TFAW.com: You’ve got a great dark, brooding style. Has that style always called to you? Who are your influences?
VD: My style is the result of many years of practice and influences over the time. I used dark shadows ever since I started drawing my own characters, pages or pinups. But of course the way it looks has changed over the years. My first and very significant influences during middle school, but mainly during high school, were Marc Silvestri, Jim Lee and Dwayne Turner. But when I got into Faculty, I started expanding my horizons, exploiting and experimenting with my own style.
I started to discover and look up to a whole new type of artists; more naturalistic ones, such as Travis Charest, Alex Ross, Frank Cho and Adam Hughes. At the same time, Marvel launched their Ultimate titles and brought to my attention a few new artists that were decisive in establishing my style and taste: Brian Hitch, Stuart Immonen and the lately discovered talent that is Olivier Coipel. This way you made me enumerate not only my favorite artists, but the most important influences in my art. And I am still learning . . .
TFAW.com: What do you think about, in terms of composition?
VD: I try to think of the page as a whole, regardless if it’s a splash page or if it has maybe 10 panels. I try to compose them into one whole that represents the final page. In doing so, I use some of the composition techniques I learned in school or saw on the above-mentioned artists, and of course improvisation, too. All these elements combined help me make the composition of a page.
TFAW.com: What was it like, working with Raven Gregory?

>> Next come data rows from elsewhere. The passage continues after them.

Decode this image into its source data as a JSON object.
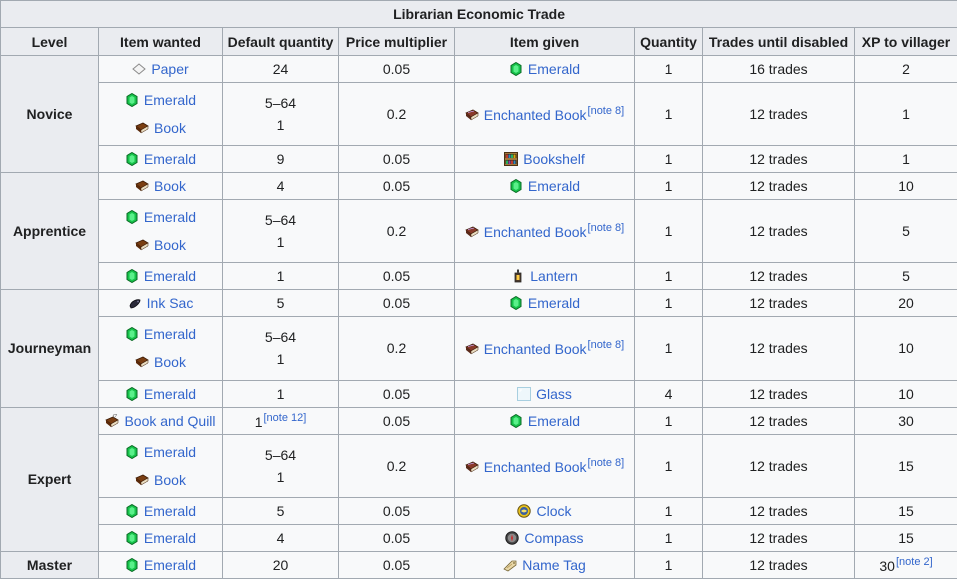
{
  "table": {
    "title": "Librarian Economic Trade",
    "headers": [
      "Level",
      "Item wanted",
      "Default quantity",
      "Price multiplier",
      "Item given",
      "Quantity",
      "Trades until disabled",
      "XP to villager"
    ]
  },
  "icons": {
    "emerald": "emerald-icon",
    "paper": "paper-icon",
    "book": "book-icon",
    "enchanted_book": "enchanted-book-icon",
    "bookshelf": "bookshelf-icon",
    "lantern": "lantern-icon",
    "ink_sac": "ink-sac-icon",
    "glass": "glass-icon",
    "book_and_quill": "book-and-quill-icon",
    "clock": "clock-icon",
    "compass": "compass-icon",
    "name_tag": "name-tag-icon"
  },
  "colors": {
    "link": "#3366cc",
    "header_bg": "#eaecf0",
    "cell_bg": "#f8f9fa",
    "border": "#a2a9b1"
  },
  "levels": {
    "novice": "Novice",
    "apprentice": "Apprentice",
    "journeyman": "Journeyman",
    "expert": "Expert",
    "master": "Master"
  },
  "rows": [
    {
      "wanted1": "Paper",
      "qty": "24",
      "mult": "0.05",
      "given": "Emerald",
      "gqty": "1",
      "trades": "16 trades",
      "xp": "2"
    },
    {
      "wanted1": "Emerald",
      "wanted2": "Book",
      "qty1": "5–64",
      "qty2": "1",
      "mult": "0.2",
      "given": "Enchanted Book",
      "note": "[note 8]",
      "gqty": "1",
      "trades": "12 trades",
      "xp": "1"
    },
    {
      "wanted1": "Emerald",
      "qty": "9",
      "mult": "0.05",
      "given": "Bookshelf",
      "gqty": "1",
      "trades": "12 trades",
      "xp": "1"
    },
    {
      "wanted1": "Book",
      "qty": "4",
      "mult": "0.05",
      "given": "Emerald",
      "gqty": "1",
      "trades": "12 trades",
      "xp": "10"
    },
    {
      "wanted1": "Emerald",
      "wanted2": "Book",
      "qty1": "5–64",
      "qty2": "1",
      "mult": "0.2",
      "given": "Enchanted Book",
      "note": "[note 8]",
      "gqty": "1",
      "trades": "12 trades",
      "xp": "5"
    },
    {
      "wanted1": "Emerald",
      "qty": "1",
      "mult": "0.05",
      "given": "Lantern",
      "gqty": "1",
      "trades": "12 trades",
      "xp": "5"
    },
    {
      "wanted1": "Ink Sac",
      "qty": "5",
      "mult": "0.05",
      "given": "Emerald",
      "gqty": "1",
      "trades": "12 trades",
      "xp": "20"
    },
    {
      "wanted1": "Emerald",
      "wanted2": "Book",
      "qty1": "5–64",
      "qty2": "1",
      "mult": "0.2",
      "given": "Enchanted Book",
      "note": "[note 8]",
      "gqty": "1",
      "trades": "12 trades",
      "xp": "10"
    },
    {
      "wanted1": "Emerald",
      "qty": "1",
      "mult": "0.05",
      "given": "Glass",
      "gqty": "4",
      "trades": "12 trades",
      "xp": "10"
    },
    {
      "wanted1": "Book and Quill",
      "qty": "1",
      "qty_note": "[note 12]",
      "mult": "0.05",
      "given": "Emerald",
      "gqty": "1",
      "trades": "12 trades",
      "xp": "30"
    },
    {
      "wanted1": "Emerald",
      "wanted2": "Book",
      "qty1": "5–64",
      "qty2": "1",
      "mult": "0.2",
      "given": "Enchanted Book",
      "note": "[note 8]",
      "gqty": "1",
      "trades": "12 trades",
      "xp": "15"
    },
    {
      "wanted1": "Emerald",
      "qty": "5",
      "mult": "0.05",
      "given": "Clock",
      "gqty": "1",
      "trades": "12 trades",
      "xp": "15"
    },
    {
      "wanted1": "Emerald",
      "qty": "4",
      "mult": "0.05",
      "given": "Compass",
      "gqty": "1",
      "trades": "12 trades",
      "xp": "15"
    },
    {
      "wanted1": "Emerald",
      "qty": "20",
      "mult": "0.05",
      "given": "Name Tag",
      "gqty": "1",
      "trades": "12 trades",
      "xp": "30",
      "xp_note": "[note 2]"
    }
  ]
}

VD: Working with Raven has been a very pleasant experience, as well as a learning one. We clicked very well from the beginning of our collaboration and that made it easier along the way. We got along perfectly and kind of both knew what the other wanted or liked, thus making the working experience a very pleasant one. Raven was very helpful, open and understanding, not only regarding the project but generally. He helped me understand some things and learn from them. Overall, it was a great experience.
TFAW.com: Your portfolio has a multitude of different character pinups, including superheroes. What genres do you want to work on in the future?
VD: The answer lies within your question I definitely want to work on superhero titles. Both DC and Marvel have a multitude of heroes and teams I’d love to draw. But I’m open to any kind of projects or genres.
TFAW.com: What’s coming up that you’re most excited about?
VD: I just finished a tryout for XXXXXX, in order to take over starting XXXXXXXX. So for the moments, I am very excited at the thought that I might get to work on such a popular title.
Are you a fan of zombie stories? What do you think of Victor Drujiniu’s art? Post your comments below!